By Gareth Evans
The US will send 31 powerful battle tanks to Ukraine, joining Germany in sending the vehicles to support the fight against Russia’s invasion.
The decision to deliver the M1 Abrams tanks was announced just hours after Germany said it would send 14 of its Leopard 2 tanks to the battlefield.
Berlin also cleared the way for other European countries to send German-made tanks from their own stocks.
Ukraine has lobbied Western allies to send the military equipment for months.
It hailed the twin announcements as a turning point that would allow its military to regain momentum and take back occupied territory almost a year after Moscow invaded. It also said the tanks could help deter a potential Russian offensive in the spring.
“An important step on the path to victory,” Ukraine’s President Volodymyr Zelensky said. “Today the free world is united as never before for a common goal – liberation of Ukraine.”
Russia, meanwhile, condemned the moves as a “blatant provocation” and said any supplied tanks would be destroyed. “These tanks burn like all the rest. They are just very expensive,” President Vladimir Putin’s spokesman said.
“Putin expected Europe and the United States to weaken our resolve,” President Joe Biden said while announcing the decision at the White House on Wednesday. “He was wrong from the beginning and he continues to be wrong.”
“We’re also giving Ukraine the parts and equipment necessary to effectively sustain these tanks in battle,” he said. “This is about helping Ukraine defend and protect Ukrainian land. It is not an offensive threat to Russia.”
A Ukrainian tank battalion typically consists of 31 tanks, which is why that number has been agreed upon, Mr Biden said.
The US decision, however, marks a reversal in their position as the Biden administration has insisted for some time that the heavy M1 Abrams tanks would be difficult to deliver, expensive to maintain and challenging for Ukrainian troops to operate.
The US-made military vehicle is one of the most modern battle tanks in the world and requires extensive training to operate. The $400m (£323m) American package also includes eight recovery vehicles that can tow the tanks if they become stuck.
However, because they will be purchased from private contractors rather than being sent from an existing stockpile, it is likely to be many months before the tanks arrive on the battlefield, according to experts.
However, the German-built Leopard 2 tanks will be taken from existing stock and should show up in two to three months. They are frequently regarded as one of the most potent battle tanks on the market.
After weeks of diplomatic back and forth, the decision was made to send the powerful weapons. Germany was under increasing pressure from other countries to send the tanks, and there are rumors that the US’s participation in the move was a requirement for Germany’s final decision.
On condition of anonymity, a senior US official said earlier on Wednesday that both sides took part in “good diplomatic conversations” that made the difference and contributed to the “extraordinary shift in Germany’s security policy.”

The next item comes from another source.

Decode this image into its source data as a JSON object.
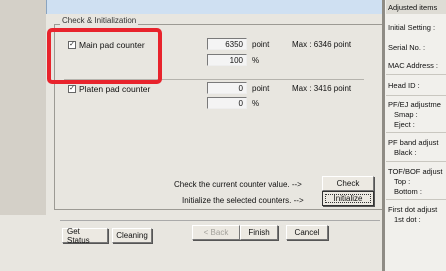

John Kirby, the national security spokesman, responded when asked if the US decision was intended to give Germany cover to send tanks: “I wouldn’t say “cover,” though. This choice demonstrates how allied we are with our allies.”
Without going into more detail, he attributed the shift in Washington’s position to both the actual situation and Russia’s strategy.
Mr Kirby also said the decision was based on the “kinds of fighting… that we believe the Ukrainians are going to need to be capable of in the weeks and months ahead”.
Ukrainian crews would soon be trained to use the Leopard tanks in Germany, officials in Berlin said. Mr Biden said troops would be trained to use the American-made tanks “as soon as possible” but added that delivering them would take time.
While the acquisition of tanks from the West will be considered a diplomatic coup for President Volodymyr Zelensky, he said on Tuesday that his country required at least 300 of them to defeat Russia.
Several European countries have Leopard 2 tanks in their stocks, and the German decision means some of these can also be sent to Ukraine. Germany hopes around 90 will ultimately be delivered to the battlefield.
Norway announced later on Wednesday that it would send Leopard 2 tanks to Ukraine, but did not specify how many it would deliver.